Kenya’s pet food market is set for growth as the country’s elite catch up with global trends of increased pet ownership, demand for healthy and high quality pet products and the humanisation of pets.
Statistics from the US Department of Agriculture Foreign Agricultural Service show that Kenya’s small pet food market has grown 27% from 2006-2010. The US report indicates that Kenya’s pet food imports totalled about US$960,000 in 2010.
Riaz Gilani, director of local pet food manufacturer Gilani Gourmet, says Kenya’s rich are increasingly spending “hundreds of thousands of shillings” to purchase dogs.
“People are now busier and wealthier. They have children whom they cannot spend time with [compared] to previous generations. So there are a lot of instances where a parent would be arm twisted into buying a puppy for their child. You have situations where people would rather have dogs for security, especially if they have a big compound. You also have the growing class of people who buy dogs for status [and] this is a growing trend in Kenya.”
Gilani Gourmet was established in 2004 initially as a wholesaler of processed meat for human consumption but shifted focus to pet food after six months. Today the company produces a wide array of products including biltong, cooked beef, chicken mince and bones for dogs and cats.
Gilani tells How we made it in Africa the company’s growth has been “encouraging”, with more people willing to buy “very expensive things for their pets”.
The company’s cheapest product is machine-cut bones for dogs which retail at KSh. 90 ($1) per kilogram while the priciest is its pet biltong at KSh. 950 ($11) for a 250g package.
“I have a customer who lives in Karen (a classy suburb in Nairobi) and he buys chicken wings for his cats. These are the kind of people I am targeting, [people] who have spent a lot of money to acquire the pet [and] who treat the pet as family. These are the kind of people who are not… going to be stingy when it comes to their pets.”
Pet customers are very keen on quality and are loyal to the brands they trust, says Gilani. He notes that most of his clients are locals.
Gilani Gourmet is trying to appeal to expatriates, who tend to go for imported brands with which they are more familiar, by positioning its products as convenient, easy to store, wholesome with no preservatives and of high quality.
Gilani and his wife have four cats and one dog. He notes that with growing access to the wealth of information on the internet, pet owners are now more aware of the risks of feeding food meant for humans which tend to have too much fat and salt, and some which are downright toxic for dogs, for instance, garlic, avocadoes and onions.
High cost of doing business
Some of the major challenges he has faced running the business include high taxation and inhibitive requirements such as the need for multiple licences and permits.
“Red tape in doing business in Kenya is a serious concern,” he laments. “In the last one year the single business permit cost has gone up threefold. What services are we getting? Our products were not VAT-able in the past, now they are.
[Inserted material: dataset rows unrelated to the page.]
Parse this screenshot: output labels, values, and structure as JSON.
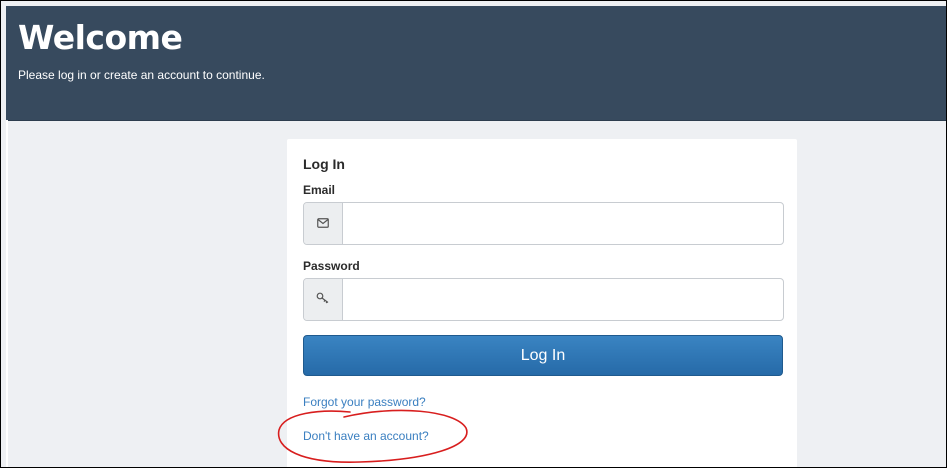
{
  "header": {
    "title": "Welcome",
    "subtitle": "Please log in or create an account to continue."
  },
  "login_card": {
    "title": "Log In",
    "email": {
      "label": "Email",
      "value": "",
      "placeholder": "",
      "icon": "envelope-icon"
    },
    "password": {
      "label": "Password",
      "value": "",
      "placeholder": "",
      "icon": "key-icon"
    },
    "submit_label": "Log In",
    "forgot_link": "Forgot your password?",
    "signup_link": "Don't have an account?"
  },
  "colors": {
    "header_bg": "#374a5e",
    "button_bg": "#2f77b6",
    "link": "#3a7fc0",
    "annotation": "#d81e1e"
  }
}
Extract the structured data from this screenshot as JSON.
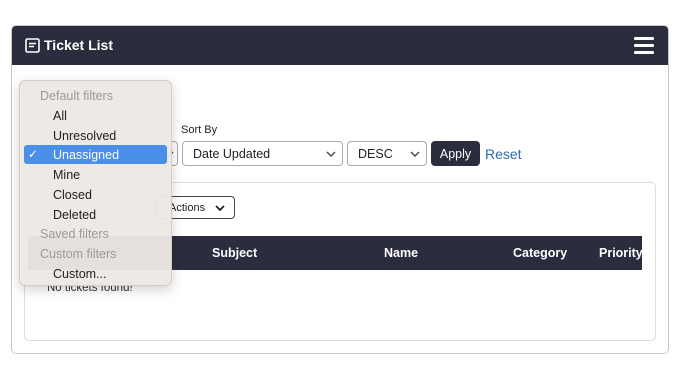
{
  "header": {
    "title": "Ticket List",
    "title_icon": "list-icon",
    "menu_icon": "hamburger-icon"
  },
  "filters": {
    "sort_label": "Sort By",
    "sort_value": "Date Updated",
    "order_value": "DESC",
    "apply_label": "Apply",
    "reset_label": "Reset"
  },
  "dropdown": {
    "groups": [
      {
        "header": "Default filters",
        "items": [
          "All",
          "Unresolved",
          "Unassigned",
          "Mine",
          "Closed",
          "Deleted"
        ]
      },
      {
        "header": "Saved filters",
        "items": []
      },
      {
        "header": "Custom filters",
        "items": [
          "Custom..."
        ]
      }
    ],
    "selected": "Unassigned",
    "selected_color": "#4a8fe8"
  },
  "actions": {
    "label": "Actions"
  },
  "table": {
    "columns": [
      "Subject",
      "Name",
      "Category",
      "Priority"
    ],
    "empty_text": "No tickets found!"
  },
  "colors": {
    "header_bg": "#2b2d3e",
    "link": "#2a6db0"
  }
}
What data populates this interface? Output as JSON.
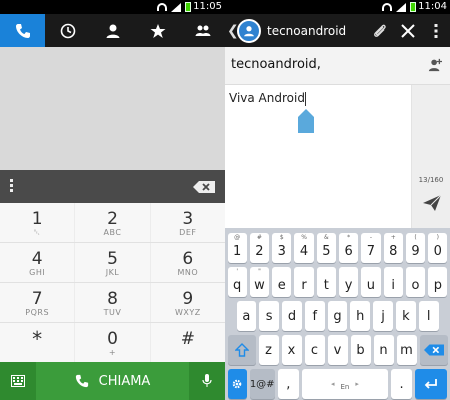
{
  "status_left": {
    "time": "11:05"
  },
  "status_right": {
    "time": "11:04"
  },
  "dialer": {
    "tabs": [
      "phone-icon",
      "recent-icon",
      "contacts-icon",
      "favorites-icon",
      "groups-icon"
    ],
    "keys": [
      [
        {
          "n": "1",
          "l": "␇"
        },
        {
          "n": "2",
          "l": "ABC"
        },
        {
          "n": "3",
          "l": "DEF"
        }
      ],
      [
        {
          "n": "4",
          "l": "GHI"
        },
        {
          "n": "5",
          "l": "JKL"
        },
        {
          "n": "6",
          "l": "MNO"
        }
      ],
      [
        {
          "n": "7",
          "l": "PQRS"
        },
        {
          "n": "8",
          "l": "TUV"
        },
        {
          "n": "9",
          "l": "WXYZ"
        }
      ],
      [
        {
          "n": "*",
          "l": ""
        },
        {
          "n": "0",
          "l": "+"
        },
        {
          "n": "#",
          "l": ""
        }
      ]
    ],
    "voicemail_glyph": "␇",
    "call_label": "CHIAMA"
  },
  "messaging": {
    "contact_name": "tecnoandroid",
    "recipient_value": "tecnoandroid,",
    "message_text": "Viva Android",
    "char_counter": "13/160"
  },
  "keyboard": {
    "row1": [
      {
        "sup": "@",
        "key": "1"
      },
      {
        "sup": "#",
        "key": "2"
      },
      {
        "sup": "$",
        "key": "3"
      },
      {
        "sup": "%",
        "key": "4"
      },
      {
        "sup": "&",
        "key": "5"
      },
      {
        "sup": "*",
        "key": "6"
      },
      {
        "sup": "-",
        "key": "7"
      },
      {
        "sup": "+",
        "key": "8"
      },
      {
        "sup": "(",
        "key": "9"
      },
      {
        "sup": ")",
        "key": "0"
      }
    ],
    "row2": [
      {
        "sup": "'",
        "key": "q"
      },
      {
        "sup": "\"",
        "key": "w"
      },
      {
        "sup": "",
        "key": "e"
      },
      {
        "sup": "",
        "key": "r"
      },
      {
        "sup": "",
        "key": "t"
      },
      {
        "sup": "",
        "key": "y"
      },
      {
        "sup": "",
        "key": "u"
      },
      {
        "sup": "",
        "key": "i"
      },
      {
        "sup": "",
        "key": "o"
      },
      {
        "sup": "",
        "key": "p"
      }
    ],
    "row3": [
      {
        "sup": "",
        "key": "a"
      },
      {
        "sup": "",
        "key": "s"
      },
      {
        "sup": "",
        "key": "d"
      },
      {
        "sup": "",
        "key": "f"
      },
      {
        "sup": "",
        "key": "g"
      },
      {
        "sup": "",
        "key": "h"
      },
      {
        "sup": "",
        "key": "j"
      },
      {
        "sup": "",
        "key": "k"
      },
      {
        "sup": "",
        "key": "l"
      }
    ],
    "row4": [
      {
        "sup": "",
        "key": "z"
      },
      {
        "sup": "",
        "key": "x"
      },
      {
        "sup": "",
        "key": "c"
      },
      {
        "sup": "",
        "key": "v"
      },
      {
        "sup": "",
        "key": "b"
      },
      {
        "sup": "",
        "key": "n"
      },
      {
        "sup": "",
        "key": "m"
      }
    ],
    "symbols_label": "1@#",
    "space_label": "En",
    "comma": ",",
    "period": "."
  },
  "colors": {
    "dialer_active_tab": "#1a82d9",
    "call_green": "#3b9c3b",
    "avatar_blue": "#2f82d0",
    "keyboard_bg": "#c9ced6",
    "key_accent": "#1f8ce8"
  }
}
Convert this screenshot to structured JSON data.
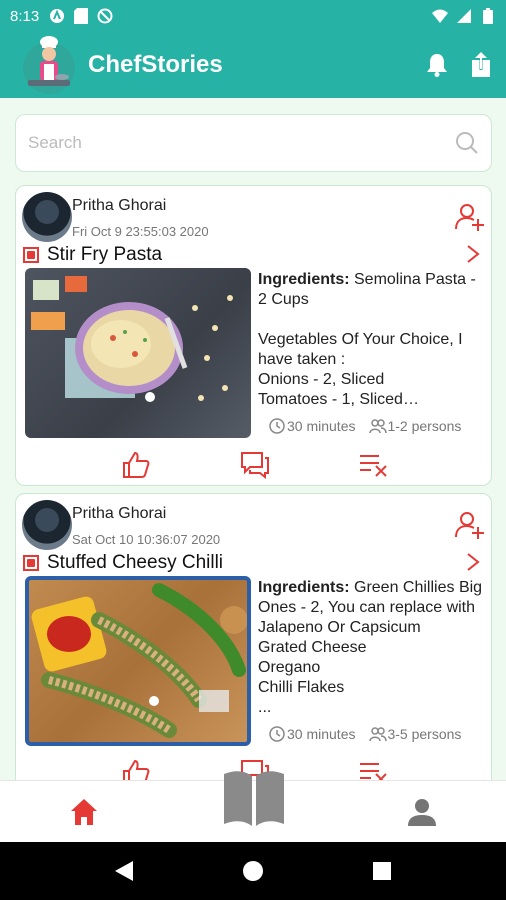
{
  "status": {
    "time": "8:13"
  },
  "app": {
    "title": "ChefStories"
  },
  "search": {
    "placeholder": "Search",
    "value": ""
  },
  "posts": [
    {
      "author": "Pritha Ghorai",
      "datetime": "Fri Oct  9 23:55:03 2020",
      "title": "Stir Fry Pasta",
      "ingredients_label": "Ingredients:",
      "ingredients_text": " Semolina Pasta - 2 Cups\n\nVegetables Of Your Choice, I have taken :\nOnions - 2, Sliced\nTomatoes - 1, Sliced…",
      "time": "30 minutes",
      "serves": "1-2 persons"
    },
    {
      "author": "Pritha Ghorai",
      "datetime": "Sat Oct 10 10:36:07 2020",
      "title": "Stuffed Cheesy Chilli",
      "ingredients_label": "Ingredients:",
      "ingredients_text": " Green Chillies Big Ones - 2, You can replace with Jalapeno Or Capsicum\nGrated Cheese\nOregano\nChilli Flakes\n...",
      "time": "30 minutes",
      "serves": "3-5 persons"
    }
  ],
  "colors": {
    "primary": "#26b3a6",
    "accent": "#e53935",
    "background": "#eefaf0"
  }
}
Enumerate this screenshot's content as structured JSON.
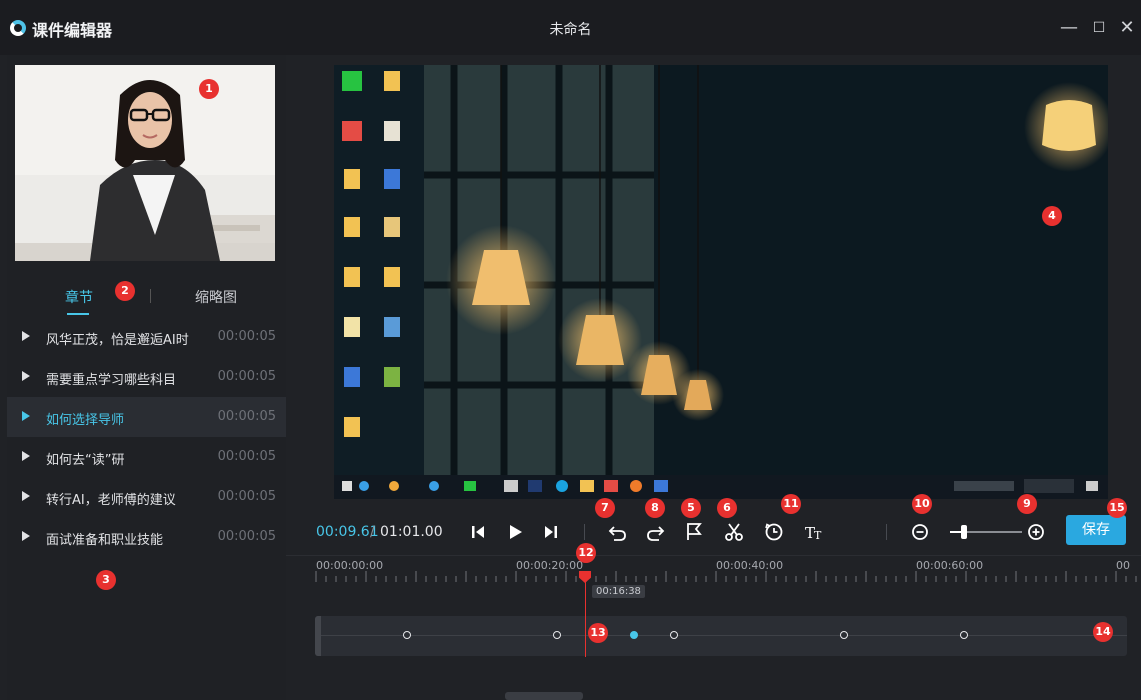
{
  "window": {
    "app_name": "课件编辑器",
    "doc_title": "未命名",
    "minimize": "—",
    "maximize": "☐",
    "close": "✕"
  },
  "tabs": {
    "chapters": "章节",
    "thumbnails": "缩略图"
  },
  "chapters": [
    {
      "title": "风华正茂，恰是邂逅AI时",
      "time": "00:00:05",
      "active": false
    },
    {
      "title": "需要重点学习哪些科目",
      "time": "00:00:05",
      "active": false
    },
    {
      "title": "如何选择导师",
      "time": "00:00:05",
      "active": true
    },
    {
      "title": "如何去“读”研",
      "time": "00:00:05",
      "active": false
    },
    {
      "title": "转行AI，老师傅的建议",
      "time": "00:00:05",
      "active": false
    },
    {
      "title": "面试准备和职业技能",
      "time": "00:00:05",
      "active": false
    }
  ],
  "player": {
    "current_time": "00:09.61",
    "separator": "/",
    "total_time": "01:01.00",
    "save_label": "保存",
    "zoom_level": 0.2
  },
  "timeline": {
    "ruler_labels": [
      "00:00:00:00",
      "00:00:20:00",
      "00:00:40:00",
      "00:00:60:00",
      "00"
    ],
    "playhead_time": "00:16:38"
  },
  "badges": [
    "1",
    "2",
    "3",
    "4",
    "5",
    "6",
    "7",
    "8",
    "9",
    "10",
    "11",
    "12",
    "13",
    "14",
    "15"
  ],
  "colors": {
    "accent": "#48c6e8",
    "badge": "#e8312f",
    "save": "#2aa8e0"
  }
}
You can safely say that everything went up 16% pretty much. Can our customers afford this jump in prices? We immediately saw a drop in sales. You start to ask yourself what are they feeding their dogs?”
He notes that fears of terrorism have affected sales in major retail outlets and some expats are opting to leave the country.
High electricity costs are also a key challenge. “Not only are the charges the highest in the world, we have outages which damage equipment and disrupt production. You can no longer use the excuse that there was no power. You just have to get a generator.”
An early start
Growing up Gilani got involved in his family’s businesses at an early age. By the time he was six Gilani would help out at the family’s supermarket in Nakuru after school and over weekends. When his family relocated to Nairobi where Gilani’s father operated a chain of butcheries, Gilani would help prepare burgers, put weight and price stickers on packaging and work at the till.
“It is part of my family’s culture to be involved in business so I would say there might be something in the blood that pushed me towards entrepreneurship.”
When he returned to Kenya after studying at Rhodes University in South Africa, Gilani opted to continue the family’s legacy in the meat business.
“When I came back to Kenya I was grappling with the thoughts of finding employment somewhere and I dabbled in that for a while but it wasn’t my cup of tea. We should really look within ourselves for what our actual talents and passions are. You have to strike a balance between what is fun to do and what would be practical to make ends meet.”